He explained to Saul that he fought a bear and a lion and defeated them when they tried to attack his flock. In fact, he says that he grabbed the lion by the beard and then killed him. He further elucidated that “this uncircumcised Philistine shall be as one of them, seeing he hath defied the armies of the living God…The Lord that delivered me out of the paw of the lion, and out of the paw of the bear, He will deliver me out of the hand of this Philistine. And Saul said unto David, Go, and the Lord be with thee.”
This suggests that David wanted to fight Goliath as he had fought the bear and the lion to protect his flock, which may symbolize how fighting the giant was to protect God’s flock, His children of Israel.
So Saul dressed David in the traditional armor and handed him the weapons used in battle, but David told Saul that he couldn’t fight like the Philistine Goliath but rather the way he knew. So David disrobed the armor, left the weapons behind, and chose five smooth stones out of a nearby brook along with his sling shot as weapons.
Before he approached Goliath, he said out loud, “46 This day will the Lord deliver thee into mine hand; and I will smite thee, and take thine head from thee; and I will give the carcasses of the host of the Philistines this day unto the fowls of the air, and to the wild beasts of the earth; that all the earth may know that there is a God in Israel. 47 And all this assembly shall know that the Lord saveth not with sword and spear: for the battle is the Lord’s, and he will give you into our hands.”

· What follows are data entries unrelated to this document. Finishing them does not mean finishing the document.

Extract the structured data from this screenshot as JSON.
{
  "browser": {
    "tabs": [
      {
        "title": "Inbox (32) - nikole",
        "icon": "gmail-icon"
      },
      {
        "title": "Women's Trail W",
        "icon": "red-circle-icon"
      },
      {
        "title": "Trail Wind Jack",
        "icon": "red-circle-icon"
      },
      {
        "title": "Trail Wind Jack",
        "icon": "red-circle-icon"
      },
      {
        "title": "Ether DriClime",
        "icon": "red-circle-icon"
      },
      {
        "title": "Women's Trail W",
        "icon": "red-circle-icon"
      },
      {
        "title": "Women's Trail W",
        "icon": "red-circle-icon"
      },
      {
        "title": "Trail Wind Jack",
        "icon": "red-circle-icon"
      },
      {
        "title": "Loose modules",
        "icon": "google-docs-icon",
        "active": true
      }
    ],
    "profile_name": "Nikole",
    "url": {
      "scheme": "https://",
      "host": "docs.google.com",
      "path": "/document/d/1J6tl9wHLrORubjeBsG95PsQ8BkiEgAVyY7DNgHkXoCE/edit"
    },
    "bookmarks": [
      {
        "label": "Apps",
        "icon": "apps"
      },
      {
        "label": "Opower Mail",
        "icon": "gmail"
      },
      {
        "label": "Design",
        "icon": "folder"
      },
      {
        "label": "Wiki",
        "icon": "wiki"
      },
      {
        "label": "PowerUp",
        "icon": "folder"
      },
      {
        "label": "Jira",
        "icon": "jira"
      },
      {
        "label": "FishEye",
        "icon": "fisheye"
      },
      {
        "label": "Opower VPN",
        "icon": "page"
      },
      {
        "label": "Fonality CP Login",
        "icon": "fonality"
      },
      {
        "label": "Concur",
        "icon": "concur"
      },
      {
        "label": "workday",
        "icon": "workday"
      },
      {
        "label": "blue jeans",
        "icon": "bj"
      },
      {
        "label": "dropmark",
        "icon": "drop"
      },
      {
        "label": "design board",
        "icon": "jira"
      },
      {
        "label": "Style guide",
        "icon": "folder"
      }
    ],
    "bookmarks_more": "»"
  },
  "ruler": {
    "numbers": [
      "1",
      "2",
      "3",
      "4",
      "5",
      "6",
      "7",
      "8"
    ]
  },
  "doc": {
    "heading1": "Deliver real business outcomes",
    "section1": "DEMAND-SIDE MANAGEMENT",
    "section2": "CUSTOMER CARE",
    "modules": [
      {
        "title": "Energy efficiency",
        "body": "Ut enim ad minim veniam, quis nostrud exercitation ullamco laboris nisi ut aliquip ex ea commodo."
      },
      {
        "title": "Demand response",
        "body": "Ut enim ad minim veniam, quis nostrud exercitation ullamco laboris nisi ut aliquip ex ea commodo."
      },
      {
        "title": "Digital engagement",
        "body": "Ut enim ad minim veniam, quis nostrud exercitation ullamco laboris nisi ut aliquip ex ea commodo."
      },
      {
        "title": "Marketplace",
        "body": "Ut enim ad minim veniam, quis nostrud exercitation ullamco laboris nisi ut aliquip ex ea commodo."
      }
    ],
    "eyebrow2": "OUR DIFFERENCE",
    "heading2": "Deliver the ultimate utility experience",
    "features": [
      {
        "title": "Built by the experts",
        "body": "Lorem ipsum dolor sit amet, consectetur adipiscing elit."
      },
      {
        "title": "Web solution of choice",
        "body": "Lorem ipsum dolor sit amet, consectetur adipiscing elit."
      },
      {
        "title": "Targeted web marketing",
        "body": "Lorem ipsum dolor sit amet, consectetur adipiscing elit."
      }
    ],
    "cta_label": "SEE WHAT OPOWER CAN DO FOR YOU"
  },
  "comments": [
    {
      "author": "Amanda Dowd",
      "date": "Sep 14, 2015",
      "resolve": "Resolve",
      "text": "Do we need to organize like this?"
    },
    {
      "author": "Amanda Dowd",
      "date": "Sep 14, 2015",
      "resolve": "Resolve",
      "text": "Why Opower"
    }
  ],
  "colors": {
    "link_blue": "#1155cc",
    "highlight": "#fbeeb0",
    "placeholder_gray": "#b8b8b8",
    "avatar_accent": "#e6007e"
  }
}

David took one stone, placed it in his sling shot, and fired it off, hitting Goliath right on his forehead thereby knocking him unconscious. David then ran to the giant, slayed him with a sword, then cut off Goliath’s head.
The rest of the Philistines ran off. The victory belonged to the Israelites.
Physical stature can be intimidating and threatening and impose mental restrictions that inhibit a successful outcome. However, mental strength can overtake and subdue giant challenges.
In the book of Samuel 16:7, God speaks to his servant and prophet Samuel by saying, “But the LORD said to Samuel, ‘Do not look on his appearance or on the height of his stature, because I have rejected him. For the LORD sees not as man sees: man looks on the outward appearance, but the LORD looks on the heart’” (ESV).
Matthew Henry, a nonconformist minister, added a commentary that sums it all up regarding the story of David and Goliath, “We can tell how men look, but God can tell what they are.”
David and Goliath are not the first nor the last symbols of how the underdog, to the material sense, demonstrates victory. The heart of person can open the way to triumph even in a seemingly hopeless situation.
David had great faith in the God of Abraham that propelled him to forge ahead without doubt, without fear, and without fail. David demonstrated the strength of integrity, confidence, and honor that won him the victory over evil threats.
As we fight our battles against the Goliath challenges that try and stand in our way of peace, love, and freedom, let us recall how the mental strength of a boy defeated the physical strength of a giant man and move ahead as we claim our victories in God.
KJV-King James Version
ESV-English Standard Version